- Ir - Reset index

The index may be temporarily increased or decreased. This instruction returns the index to the original position.

- Iw - Store index

The index may be temporarily increased or decreased. If you want the new index position to be maintained, this instruction will make sure that it is permanently stored.

Storing the index is an action that should be programmed with caution, as it may have unexpected results in the final Braille document.

- I< - Decrease text string

Reduces the size of the text string being analyzed by one character. This instruction only acts if the condition is TRUE. For example:

You search for the string: bel

It transcribes into Braille like: 12 15

The condition: WbI< is used

When the string "bel" is initial word, the size of the searched string, in this case 3 characters, is decreased to 2 characters. The string that is transcribed is only "be", that is the first two characters of "bel", while the analysis and transcription of the text continues from the next "l".

- I> - Increase text string

Increases the size of the text string being analyzed by one character. This instruction only acts if the condition is TRUE. For example:

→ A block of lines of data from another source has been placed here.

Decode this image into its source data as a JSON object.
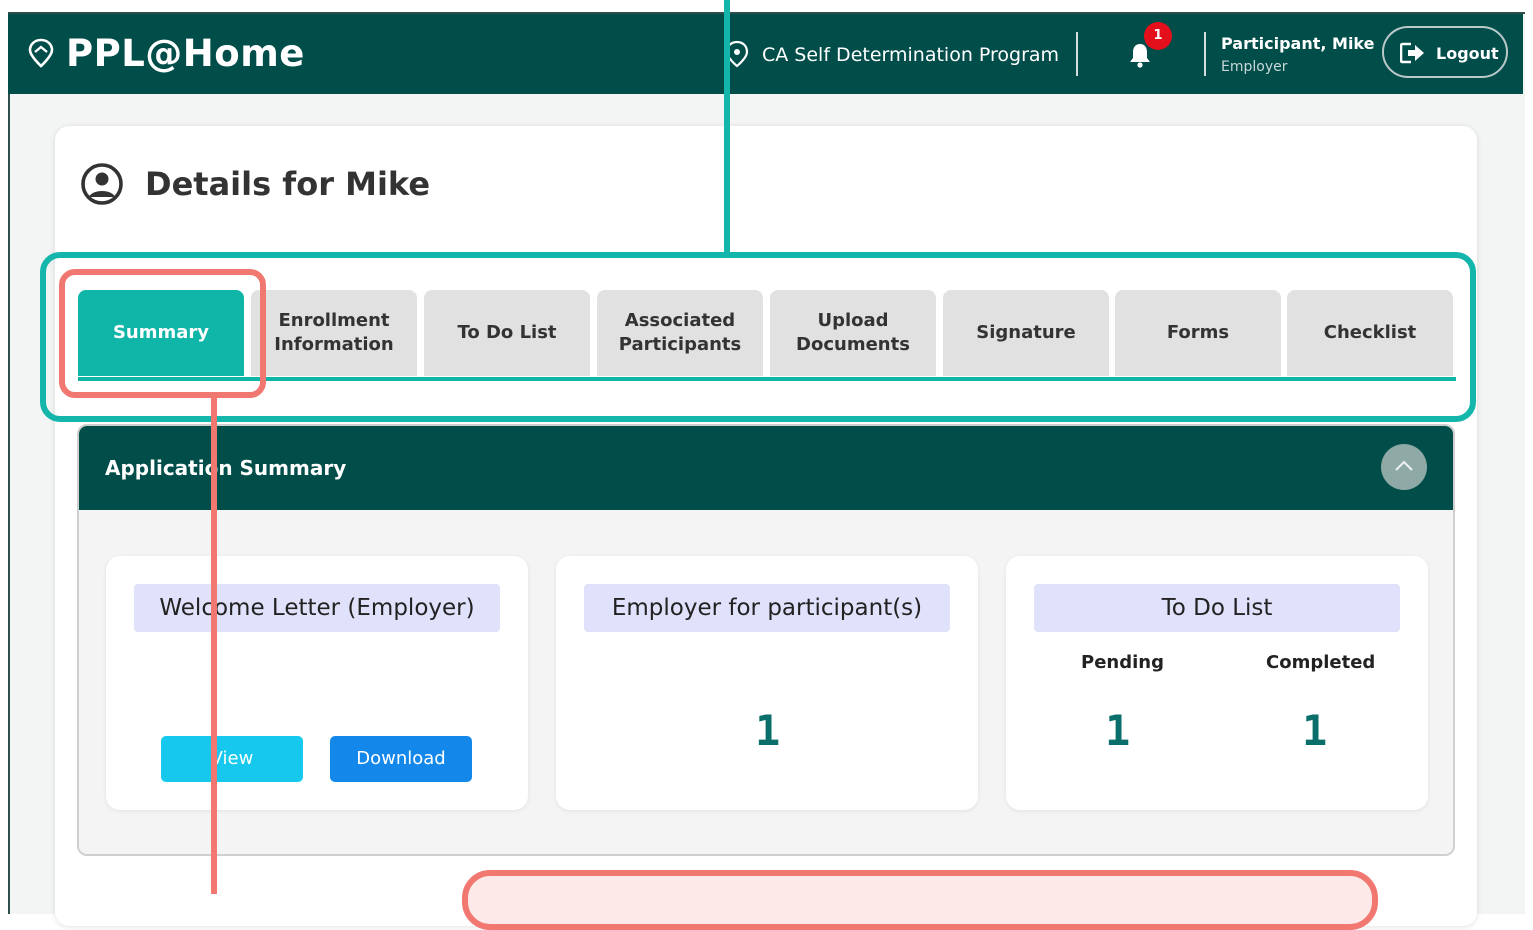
{
  "header": {
    "brand": "PPL@Home",
    "program": "CA Self Determination Program",
    "notification_count": "1",
    "user_name": "Participant, Mike",
    "user_role": "Employer",
    "logout_label": "Logout"
  },
  "page": {
    "title": "Details for Mike"
  },
  "tabs": [
    {
      "label": "Summary",
      "active": true
    },
    {
      "label": "Enrollment Information",
      "active": false
    },
    {
      "label": "To Do List",
      "active": false
    },
    {
      "label": "Associated Participants",
      "active": false
    },
    {
      "label": "Upload Documents",
      "active": false
    },
    {
      "label": "Signature",
      "active": false
    },
    {
      "label": "Forms",
      "active": false
    },
    {
      "label": "Checklist",
      "active": false
    }
  ],
  "summary": {
    "title": "Application Summary",
    "welcome": {
      "title": "Welcome Letter (Employer)",
      "view_label": "View",
      "download_label": "Download"
    },
    "employer_for": {
      "title": "Employer for participant(s)",
      "value": "1"
    },
    "todo": {
      "title": "To Do List",
      "pending_label": "Pending",
      "pending_value": "1",
      "completed_label": "Completed",
      "completed_value": "1"
    }
  },
  "colors": {
    "header_bg": "#004d4a",
    "accent_teal": "#0fb5a7",
    "annotation_teal": "#14b5aa",
    "annotation_red": "#f07870",
    "view_button": "#16c8ee",
    "download_button": "#1387ea",
    "card_header": "#e0e1fb"
  }
}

You search for the string: bel

It is transcribed into Braille as: 12 15 123

Condition is used: WbI>

When the string "bel" is initial word, the size of the searched string, in this case 3 characters, is increased to 4 characters. The character that follows the string "bel" will never be transcribed, because the analysis index has passed it.

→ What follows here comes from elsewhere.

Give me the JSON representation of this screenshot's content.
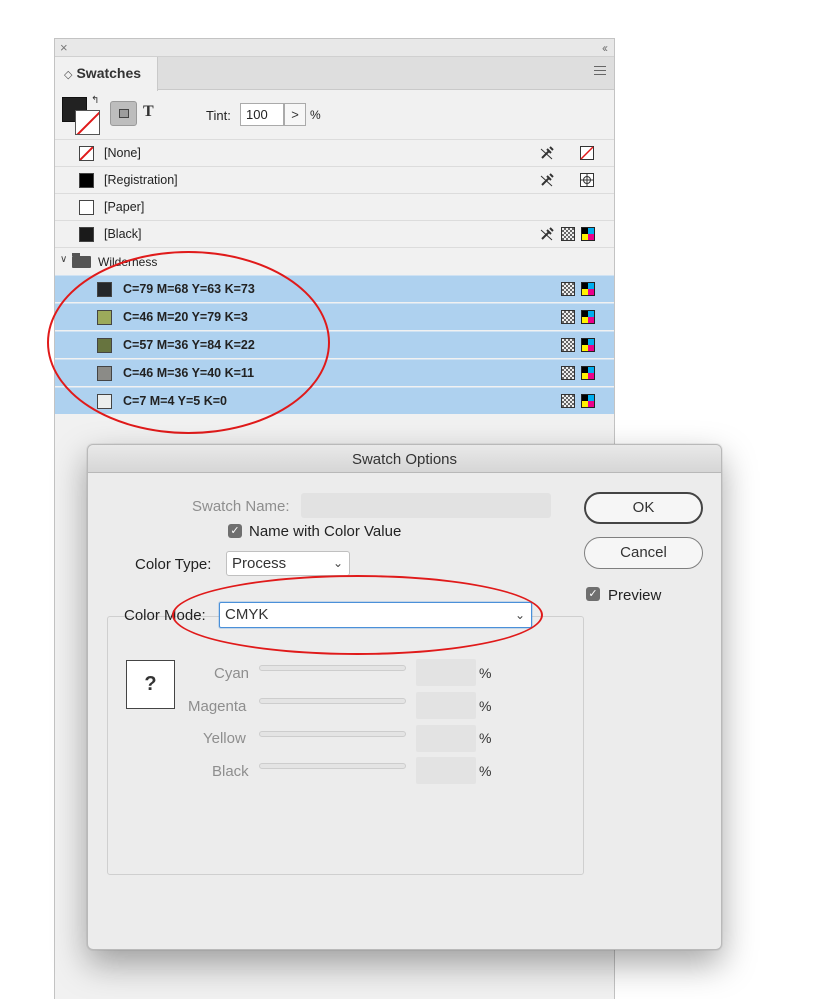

- Iu - Unifiable index with flag

This is an instruction that checks if there are conditions to reset the index in order to delete spaces between words. It is used in conjunction with the Xu Flag. This example explains its use:

we have a text where the words are present: to be, to have we add the braille codes "be", "have" and to each we give as a condition the flag "Xu";

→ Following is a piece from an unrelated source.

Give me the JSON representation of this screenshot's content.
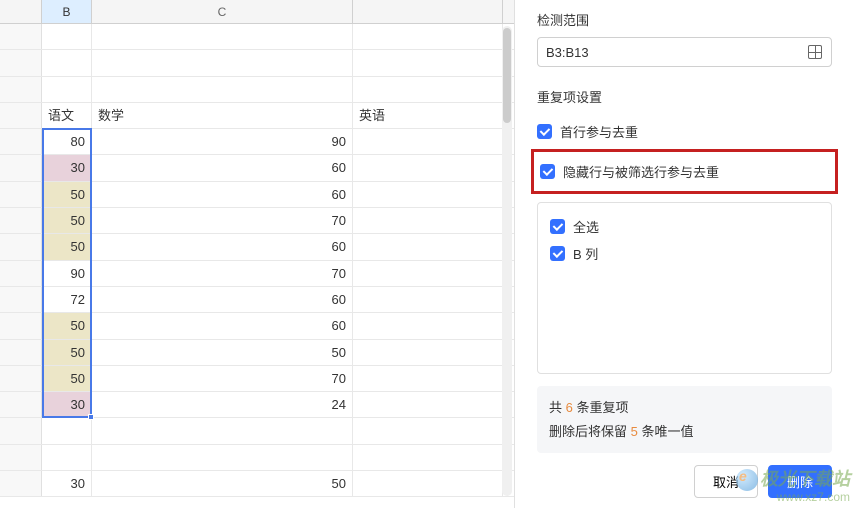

we add the braille code "to" and give it the condition "Iu";

When "to" is followed by "be", "have", the space between the two words will be removed, i.e. the index will be merged with the following code that has the Xu union flag.

- Ij - Index always unizable

This is an instruction that checks if there are conditions to reset the index in order to delete spaces between words. It is similar to the previous instruction, but it is always used and does not need the complementary flag "Xu". This example explains its use:

we add a new braille code and diamond the text string "to";

as conditions we write "WwIj".

The code will only be used if "to" is an integer word. Also, if it is separated from the next word by a space, this space will be deleted.

- Ia - First united index

This instruction returns TRUE if in the previous code the index has been merged (instructions Iu and Ij). It's a Boolean instruction, it doesn't change the index as the previous ones do.

- Il - Literal Index

This instruction is only used with letters or sequences of letters. Activates the literal transcription of the word in which the letter or sequence of letters is located. It can generally be used in contracted braille tables in order to transcribe words that contain certain letters literally, i.e. letter by letter. This instruction ensures that, in addition to the literal transcription, the word concerned is marked at the beginning and the end with the literal prefix and suffix.

If this instruction is used on a single letter, you must value the braille code of the letter, as it will still be used for the braille transcription of the letter. If this instruction is used on a sequence of letters, it will only be used as an activator code for the literal transcription of the text, so any Braille code assigned will be irrelevant.